Document Type


Degree Name

Master of Science (MS)



First Advisor

Janet L. Stein


The overall 5-year survival rate for woman diagnosed with breast cancer has increased significantly over the last 20 years. However, prognosis for women with stage IV, metastatic disease remains very poor. Women diagnosed with stage 0-III breast cancer have above an 85% chance of survival over a 5-year period while women diagnosed with stage IV breast cancer have a 5-year survival of less than 30%. A better understanding of the molecular mechanisms driving aggressive breast cancer is essential for the potential discovery of more targeted therapies to increase the survival rates for women diagnosed with stage IV breast cancer.

Previous members of the Stein/Lian laboratory profiled 113 novel, small RNA molecules in various breast cancer cell models to identify potential candidates for testing. In this study, we examine a novel class of short, non-coding RNA molecules called tRNA-derived small RNAs (tsRNAs). These molecules are 18-48 nucleotides long and are cleaved RNA fragments generated during tRNA maturation. We identified two candidate tsRNAs, ts-2 and ts-112, that have relatively low expression in the normal-like breast epithelial cell line, MCF10A, and increase in expression as breast cancer becomes more aggressive, with the highest expression in the MCF10CA1a cell line.

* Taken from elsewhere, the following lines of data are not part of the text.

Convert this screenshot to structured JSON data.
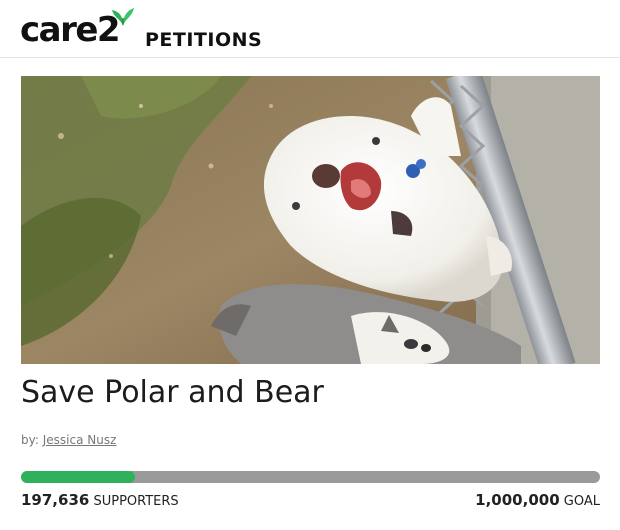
{
  "header": {
    "logo_text": "care2",
    "logo_icon": "butterfly-leaf-icon",
    "section_label": "PETITIONS",
    "brand_color": "#2fb15b"
  },
  "hero": {
    "image_subject": "photo-of-two-husky-puppies"
  },
  "petition": {
    "title": "Save Polar and Bear",
    "by_label": "by:",
    "author": "Jessica Nusz",
    "progress_fraction": 0.197636,
    "supporters_count": "197,636",
    "supporters_label": "SUPPORTERS",
    "goal_count": "1,000,000",
    "goal_label": "GOAL"
  },
  "colors": {
    "progress_fill": "#2fb15b",
    "progress_track": "#9a9a9a"
  }
}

Because ts-2 and ts-112 are upregulated in MCF10CA1a cells compared to MCF10A cells, we hypothesized that ts-2 and ts-112 promote breast cancer disease progression. In this study, inhibitors of ts-2 and ts-112 were transfected into MCF10CA1a cells and mimics were transfected into MCF10A cells to further understand the role of these molecules in certain cancer phenotypes. Assays were performed to assess the affect of tsRNA on cell growth, death, migration, invasion, and any cell cycle changes after ts-2 and ts-112 gain or loss of function

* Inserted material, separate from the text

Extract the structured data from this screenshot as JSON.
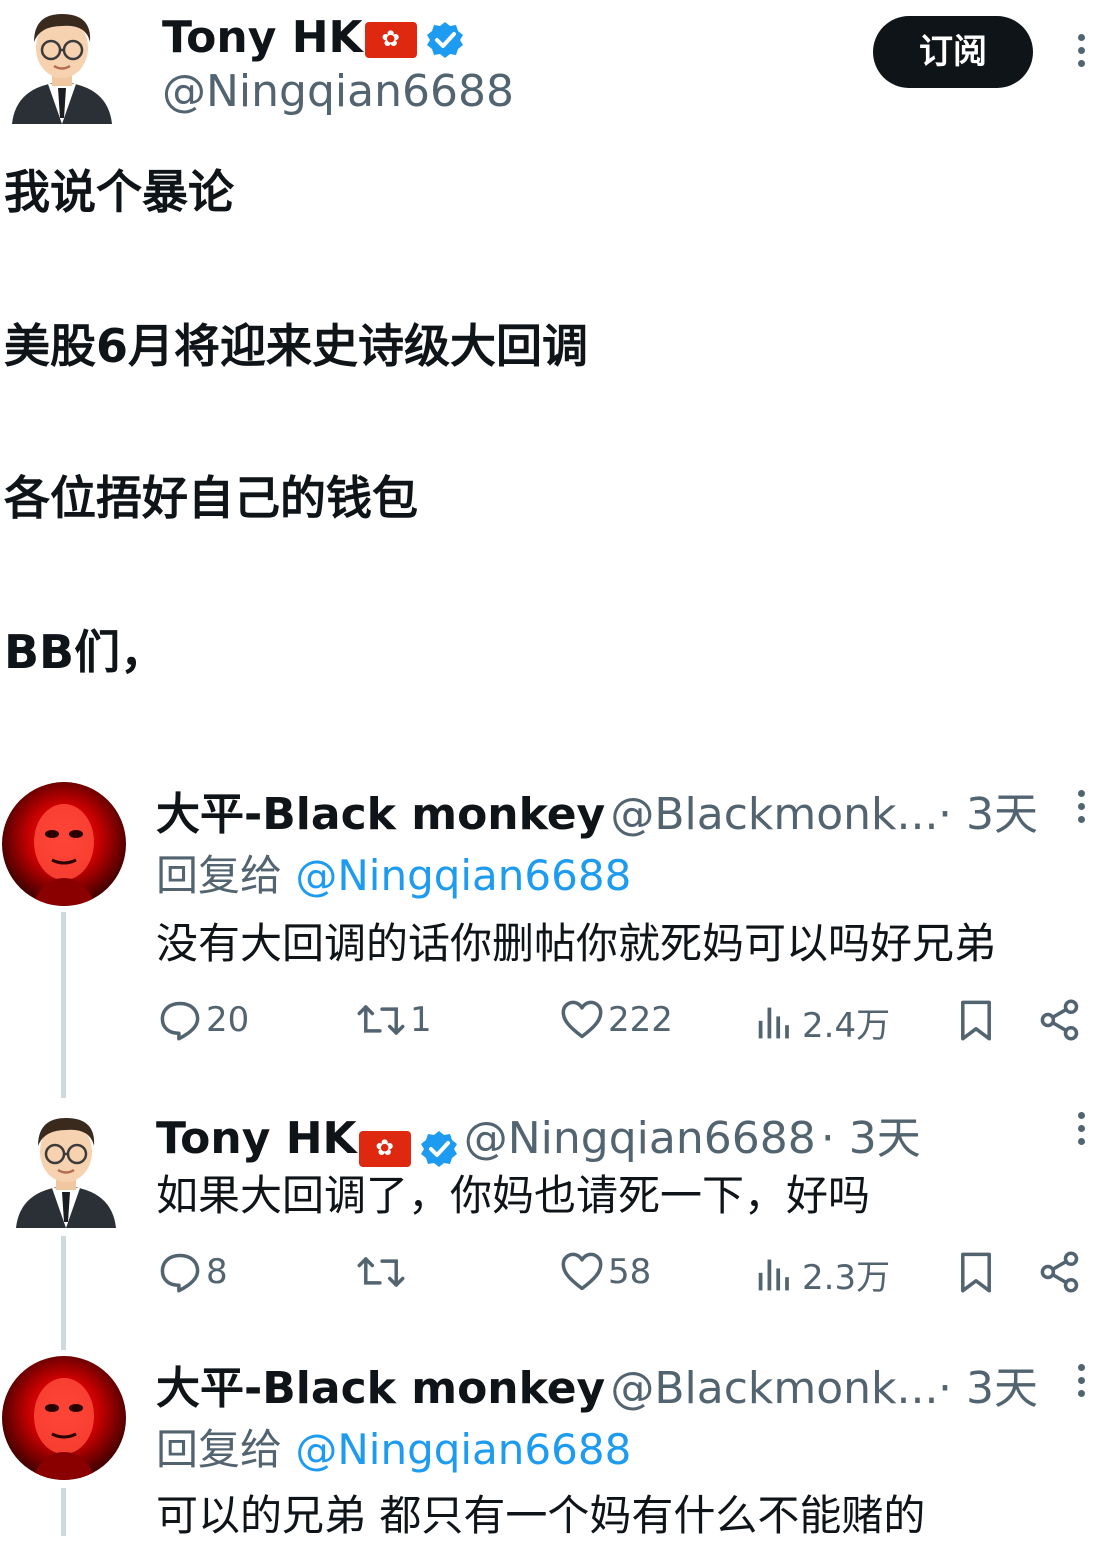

We observed a decrease in cell growth rate over time after ts-2 and ts-112 inhibition in MCF10CA1a cells. In trypan blue exclusion growth curve assays, tsRNA inhibited populations had fewer cells than mock and negative control populations over a 72-hour time course. Further, we observed parallel results with CCK-8 assays for cell proliferation and in a flow cytometry analysis of the cell cycle. The percent of cells in S phase increased in the ts-2 and ts-112 inhibited populations when compared to the mock and negative control, indicating that cells are blocked in S phase after tsRNA inhibition. We observed an increase in cell growth rate over time after ts-2 and ts-112 overexpression in MCF10A cells. We performed trypan blue exclusion growth curve assays and saw an increase in population growth over a 72-hour time course. In parallel, similar results were observed using a CCK-8 cell proliferation assay, where ts-2 and ts-112 overexpressed populations had an increase in cell proliferation compared to mock and negative control. Cell death, migration and invasion were unchanged when ts-2 and ts-112 levels were manipulated in these cell models.

Our results reveal the role of ts-2 and ts-112 in breast cancer and provide a better understanding of the molecular mechanisms related to a worsened prognosis for women with stage IV disease compared to women with stage 0-III disease. Future studies could potentially lead to the use of tsRNAs as blood biomarkers for cancer risk and diagnosis or as a target for novel chemotherapies for cancer treatment.



Number of Pages

76 p.